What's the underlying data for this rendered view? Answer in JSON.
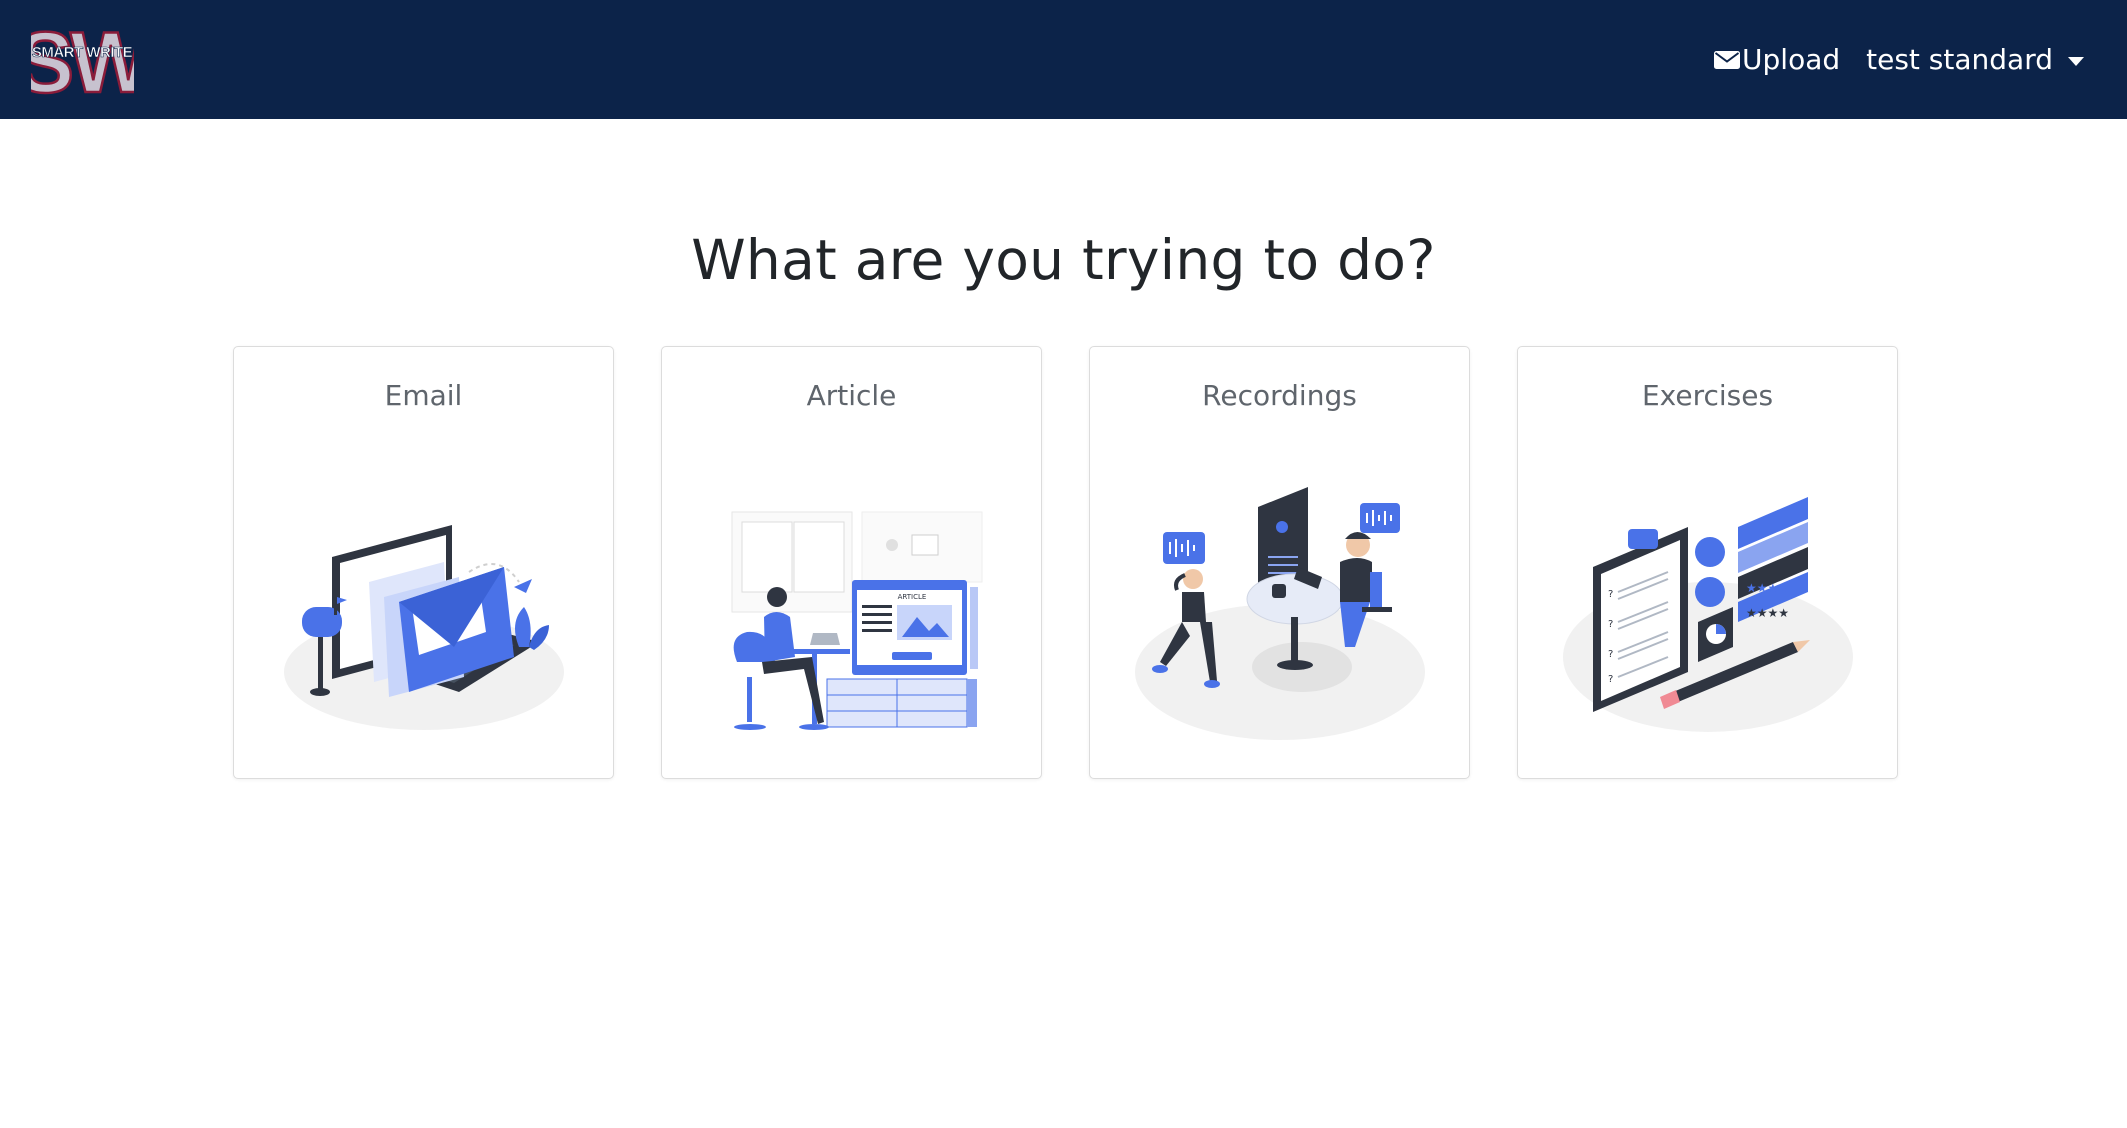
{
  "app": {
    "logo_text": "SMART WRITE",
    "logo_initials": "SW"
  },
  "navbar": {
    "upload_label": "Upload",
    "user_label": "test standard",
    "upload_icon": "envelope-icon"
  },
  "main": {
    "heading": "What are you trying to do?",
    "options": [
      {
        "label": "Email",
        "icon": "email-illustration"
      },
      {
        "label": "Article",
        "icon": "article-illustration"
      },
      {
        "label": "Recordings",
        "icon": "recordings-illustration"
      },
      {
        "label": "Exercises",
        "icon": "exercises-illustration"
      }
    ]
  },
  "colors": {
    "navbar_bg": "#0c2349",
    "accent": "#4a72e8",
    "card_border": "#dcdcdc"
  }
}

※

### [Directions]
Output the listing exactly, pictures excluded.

### [Result for this task]
What's the underlying data for this rendered view? Answer in JSON.
{
  "app": {
    "logo_text": "SMART WRITE",
    "logo_initials": "SW"
  },
  "navbar": {
    "upload_label": "Upload",
    "user_label": "test standard",
    "upload_icon": "envelope-icon"
  },
  "main": {
    "heading": "What are you trying to do?",
    "options": [
      {
        "label": "Email",
        "icon": "email-illustration"
      },
      {
        "label": "Article",
        "icon": "article-illustration"
      },
      {
        "label": "Recordings",
        "icon": "recordings-illustration"
      },
      {
        "label": "Exercises",
        "icon": "exercises-illustration"
      }
    ]
  },
  "colors": {
    "navbar_bg": "#0c2349",
    "accent": "#4a72e8",
    "card_border": "#dcdcdc"
  }
}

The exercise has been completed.